Stored items from a collection:
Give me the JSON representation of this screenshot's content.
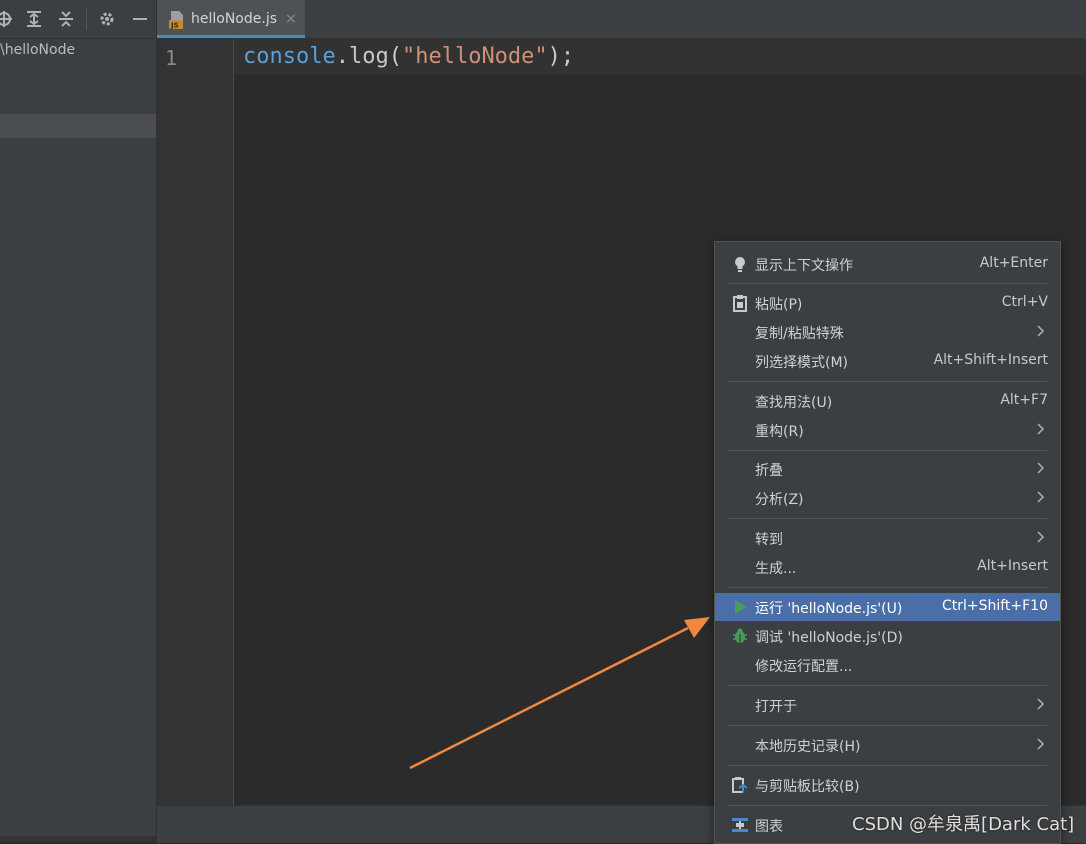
{
  "project_panel": {
    "tree_root_label": "\\helloNode",
    "toolbar_icons": [
      "locate-icon",
      "expand-all-icon",
      "collapse-all-icon",
      "gear-icon",
      "minimize-icon"
    ]
  },
  "tab": {
    "title": "helloNode.js",
    "close": "×",
    "file_icon_text": "JS"
  },
  "editor": {
    "line_number": "1",
    "code": {
      "object": "console",
      "dot": ".",
      "method": "log",
      "open_paren": "(",
      "string": "\"helloNode\"",
      "close": ");"
    }
  },
  "context_menu": {
    "items": [
      {
        "label": "显示上下文操作",
        "shortcut": "Alt+Enter",
        "icon": "lightbulb-icon"
      },
      {
        "label": "粘贴(P)",
        "shortcut": "Ctrl+V",
        "icon": "clipboard-icon"
      },
      {
        "label": "复制/粘贴特殊",
        "shortcut": ""
      },
      {
        "label": "列选择模式(M)",
        "shortcut": "Alt+Shift+Insert"
      },
      {
        "label": "查找用法(U)",
        "shortcut": "Alt+F7"
      },
      {
        "label": "重构(R)",
        "shortcut": ""
      },
      {
        "label": "折叠",
        "shortcut": ""
      },
      {
        "label": "分析(Z)",
        "shortcut": ""
      },
      {
        "label": "转到",
        "shortcut": ""
      },
      {
        "label": "生成...",
        "shortcut": "Alt+Insert"
      },
      {
        "label": "运行 'helloNode.js'(U)",
        "shortcut": "Ctrl+Shift+F10",
        "icon": "run-icon",
        "selected": true
      },
      {
        "label": "调试 'helloNode.js'(D)",
        "shortcut": "",
        "icon": "debug-icon"
      },
      {
        "label": "修改运行配置...",
        "shortcut": ""
      },
      {
        "label": "打开于",
        "shortcut": ""
      },
      {
        "label": "本地历史记录(H)",
        "shortcut": ""
      },
      {
        "label": "与剪贴板比较(B)",
        "shortcut": "",
        "icon": "compare-clipboard-icon"
      },
      {
        "label": "图表",
        "shortcut": "",
        "icon": "diagram-icon"
      }
    ]
  },
  "watermark": "CSDN @牟泉禹[Dark Cat]",
  "colors": {
    "selection": "#4a6fa8",
    "annotation_arrow": "#f0883e",
    "run_green": "#499c54"
  }
}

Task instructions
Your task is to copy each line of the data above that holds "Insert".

Task solution
        "shortcut": "Alt+Shift+Insert"
        "shortcut": "Alt+Insert"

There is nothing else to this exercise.